> PROBLEM REQUIREMENTS
Retype the data that follows with no alterations, please.

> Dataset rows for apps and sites
+ + + + +

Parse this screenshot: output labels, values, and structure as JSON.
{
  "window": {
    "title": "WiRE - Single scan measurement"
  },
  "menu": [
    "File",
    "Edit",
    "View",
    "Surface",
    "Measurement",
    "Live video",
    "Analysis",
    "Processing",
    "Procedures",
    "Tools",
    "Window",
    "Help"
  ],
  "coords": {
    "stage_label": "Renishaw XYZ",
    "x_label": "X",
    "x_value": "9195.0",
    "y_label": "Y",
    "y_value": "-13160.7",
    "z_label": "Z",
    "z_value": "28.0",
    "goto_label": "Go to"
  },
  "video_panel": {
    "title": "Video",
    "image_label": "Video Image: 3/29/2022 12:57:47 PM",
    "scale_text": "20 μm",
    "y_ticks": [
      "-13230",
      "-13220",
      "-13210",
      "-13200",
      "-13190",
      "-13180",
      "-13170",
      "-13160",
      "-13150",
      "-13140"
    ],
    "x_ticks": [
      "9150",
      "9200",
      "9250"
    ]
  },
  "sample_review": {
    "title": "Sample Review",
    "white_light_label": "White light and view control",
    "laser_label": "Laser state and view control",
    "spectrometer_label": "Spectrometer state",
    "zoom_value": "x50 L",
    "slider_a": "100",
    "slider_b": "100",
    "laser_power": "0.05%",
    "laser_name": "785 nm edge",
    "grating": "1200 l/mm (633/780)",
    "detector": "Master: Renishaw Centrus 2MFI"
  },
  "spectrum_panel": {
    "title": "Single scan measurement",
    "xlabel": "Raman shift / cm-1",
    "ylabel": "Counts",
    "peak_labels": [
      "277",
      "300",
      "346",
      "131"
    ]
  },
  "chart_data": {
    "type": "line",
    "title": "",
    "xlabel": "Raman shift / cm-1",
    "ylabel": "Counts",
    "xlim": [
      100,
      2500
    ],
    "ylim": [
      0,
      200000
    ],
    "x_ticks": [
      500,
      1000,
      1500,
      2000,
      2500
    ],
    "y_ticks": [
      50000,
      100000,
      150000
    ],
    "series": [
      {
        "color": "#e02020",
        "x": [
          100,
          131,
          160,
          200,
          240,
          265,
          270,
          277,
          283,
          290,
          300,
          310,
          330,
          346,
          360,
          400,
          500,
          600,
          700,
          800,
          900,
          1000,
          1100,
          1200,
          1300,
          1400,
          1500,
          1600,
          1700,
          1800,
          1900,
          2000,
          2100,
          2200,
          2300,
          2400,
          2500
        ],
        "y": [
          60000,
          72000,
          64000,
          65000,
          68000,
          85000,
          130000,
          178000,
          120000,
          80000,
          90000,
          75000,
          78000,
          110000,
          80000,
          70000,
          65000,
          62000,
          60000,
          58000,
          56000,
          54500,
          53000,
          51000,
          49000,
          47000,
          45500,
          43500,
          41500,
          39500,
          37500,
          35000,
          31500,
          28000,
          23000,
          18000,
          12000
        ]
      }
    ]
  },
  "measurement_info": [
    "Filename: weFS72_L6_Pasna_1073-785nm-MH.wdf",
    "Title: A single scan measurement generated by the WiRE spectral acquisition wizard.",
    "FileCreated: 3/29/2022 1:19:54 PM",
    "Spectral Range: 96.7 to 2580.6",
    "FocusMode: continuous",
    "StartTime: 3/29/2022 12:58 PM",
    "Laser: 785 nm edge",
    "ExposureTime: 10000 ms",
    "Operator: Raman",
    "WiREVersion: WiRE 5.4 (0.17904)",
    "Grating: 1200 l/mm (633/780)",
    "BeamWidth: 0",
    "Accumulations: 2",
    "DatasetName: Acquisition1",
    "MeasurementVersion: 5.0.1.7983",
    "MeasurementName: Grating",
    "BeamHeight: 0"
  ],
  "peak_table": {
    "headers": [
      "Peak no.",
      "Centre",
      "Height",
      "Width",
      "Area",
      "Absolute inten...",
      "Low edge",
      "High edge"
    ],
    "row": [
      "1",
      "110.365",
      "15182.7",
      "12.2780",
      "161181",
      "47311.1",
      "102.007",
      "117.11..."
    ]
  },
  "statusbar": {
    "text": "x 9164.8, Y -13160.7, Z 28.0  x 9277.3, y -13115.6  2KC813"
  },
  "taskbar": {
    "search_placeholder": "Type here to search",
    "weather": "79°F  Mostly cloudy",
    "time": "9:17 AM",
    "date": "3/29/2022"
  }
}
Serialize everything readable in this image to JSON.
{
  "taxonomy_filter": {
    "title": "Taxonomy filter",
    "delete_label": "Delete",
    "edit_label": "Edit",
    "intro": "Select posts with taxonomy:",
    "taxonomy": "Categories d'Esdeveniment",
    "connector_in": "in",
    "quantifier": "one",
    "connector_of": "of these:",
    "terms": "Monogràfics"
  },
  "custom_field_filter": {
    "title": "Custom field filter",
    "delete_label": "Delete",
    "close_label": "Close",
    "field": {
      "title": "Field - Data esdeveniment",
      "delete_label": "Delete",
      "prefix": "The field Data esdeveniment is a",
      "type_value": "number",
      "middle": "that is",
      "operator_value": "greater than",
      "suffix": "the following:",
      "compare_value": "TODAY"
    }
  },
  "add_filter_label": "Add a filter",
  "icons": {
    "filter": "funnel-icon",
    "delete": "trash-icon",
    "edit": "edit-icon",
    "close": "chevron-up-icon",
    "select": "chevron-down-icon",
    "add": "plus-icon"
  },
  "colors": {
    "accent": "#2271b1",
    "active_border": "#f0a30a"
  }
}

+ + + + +

> ANSWER SECTION
Parse this screenshot: output labels, values, and structure as JSON.
{
  "window": {
    "title": "WiRE - Single scan measurement"
  },
  "menu": [
    "File",
    "Edit",
    "View",
    "Surface",
    "Measurement",
    "Live video",
    "Analysis",
    "Processing",
    "Procedures",
    "Tools",
    "Window",
    "Help"
  ],
  "coords": {
    "stage_label": "Renishaw XYZ",
    "x_label": "X",
    "x_value": "9195.0",
    "y_label": "Y",
    "y_value": "-13160.7",
    "z_label": "Z",
    "z_value": "28.0",
    "goto_label": "Go to"
  },
  "video_panel": {
    "title": "Video",
    "image_label": "Video Image: 3/29/2022 12:57:47 PM",
    "scale_text": "20 μm",
    "y_ticks": [
      "-13230",
      "-13220",
      "-13210",
      "-13200",
      "-13190",
      "-13180",
      "-13170",
      "-13160",
      "-13150",
      "-13140"
    ],
    "x_ticks": [
      "9150",
      "9200",
      "9250"
    ]
  },
  "sample_review": {
    "title": "Sample Review",
    "white_light_label": "White light and view control",
    "laser_label": "Laser state and view control",
    "spectrometer_label": "Spectrometer state",
    "zoom_value": "x50 L",
    "slider_a": "100",
    "slider_b": "100",
    "laser_power": "0.05%",
    "laser_name": "785 nm edge",
    "grating": "1200 l/mm (633/780)",
    "detector": "Master: Renishaw Centrus 2MFI"
  },
  "spectrum_panel": {
    "title": "Single scan measurement",
    "xlabel": "Raman shift / cm-1",
    "ylabel": "Counts",
    "peak_labels": [
      "277",
      "300",
      "346",
      "131"
    ]
  },
  "chart_data": {
    "type": "line",
    "title": "",
    "xlabel": "Raman shift / cm-1",
    "ylabel": "Counts",
    "xlim": [
      100,
      2500
    ],
    "ylim": [
      0,
      200000
    ],
    "x_ticks": [
      500,
      1000,
      1500,
      2000,
      2500
    ],
    "y_ticks": [
      50000,
      100000,
      150000
    ],
    "series": [
      {
        "color": "#e02020",
        "x": [
          100,
          131,
          160,
          200,
          240,
          265,
          270,
          277,
          283,
          290,
          300,
          310,
          330,
          346,
          360,
          400,
          500,
          600,
          700,
          800,
          900,
          1000,
          1100,
          1200,
          1300,
          1400,
          1500,
          1600,
          1700,
          1800,
          1900,
          2000,
          2100,
          2200,
          2300,
          2400,
          2500
        ],
        "y": [
          60000,
          72000,
          64000,
          65000,
          68000,
          85000,
          130000,
          178000,
          120000,
          80000,
          90000,
          75000,
          78000,
          110000,
          80000,
          70000,
          65000,
          62000,
          60000,
          58000,
          56000,
          54500,
          53000,
          51000,
          49000,
          47000,
          45500,
          43500,
          41500,
          39500,
          37500,
          35000,
          31500,
          28000,
          23000,
          18000,
          12000
        ]
      }
    ]
  },
  "measurement_info": [
    "Filename: weFS72_L6_Pasna_1073-785nm-MH.wdf",
    "Title: A single scan measurement generated by the WiRE spectral acquisition wizard.",
    "FileCreated: 3/29/2022 1:19:54 PM",
    "Spectral Range: 96.7 to 2580.6",
    "FocusMode: continuous",
    "StartTime: 3/29/2022 12:58 PM",
    "Laser: 785 nm edge",
    "ExposureTime: 10000 ms",
    "Operator: Raman",
    "WiREVersion: WiRE 5.4 (0.17904)",
    "Grating: 1200 l/mm (633/780)",
    "BeamWidth: 0",
    "Accumulations: 2",
    "DatasetName: Acquisition1",
    "MeasurementVersion: 5.0.1.7983",
    "MeasurementName: Grating",
    "BeamHeight: 0"
  ],
  "peak_table": {
    "headers": [
      "Peak no.",
      "Centre",
      "Height",
      "Width",
      "Area",
      "Absolute inten...",
      "Low edge",
      "High edge"
    ],
    "row": [
      "1",
      "110.365",
      "15182.7",
      "12.2780",
      "161181",
      "47311.1",
      "102.007",
      "117.11..."
    ]
  },
  "statusbar": {
    "text": "x 9164.8, Y -13160.7, Z 28.0  x 9277.3, y -13115.6  2KC813"
  },
  "taskbar": {
    "search_placeholder": "Type here to search",
    "weather": "79°F  Mostly cloudy",
    "time": "9:17 AM",
    "date": "3/29/2022"
  }
}
Serialize everything readable in this image to JSON.
{
  "taxonomy_filter": {
    "title": "Taxonomy filter",
    "delete_label": "Delete",
    "edit_label": "Edit",
    "intro": "Select posts with taxonomy:",
    "taxonomy": "Categories d'Esdeveniment",
    "connector_in": "in",
    "quantifier": "one",
    "connector_of": "of these:",
    "terms": "Monogràfics"
  },
  "custom_field_filter": {
    "title": "Custom field filter",
    "delete_label": "Delete",
    "close_label": "Close",
    "field": {
      "title": "Field - Data esdeveniment",
      "delete_label": "Delete",
      "prefix": "The field Data esdeveniment is a",
      "type_value": "number",
      "middle": "that is",
      "operator_value": "greater than",
      "suffix": "the following:",
      "compare_value": "TODAY"
    }
  },
  "add_filter_label": "Add a filter",
  "icons": {
    "filter": "funnel-icon",
    "delete": "trash-icon",
    "edit": "edit-icon",
    "close": "chevron-up-icon",
    "select": "chevron-down-icon",
    "add": "plus-icon"
  },
  "colors": {
    "accent": "#2271b1",
    "active_border": "#f0a30a"
  }
}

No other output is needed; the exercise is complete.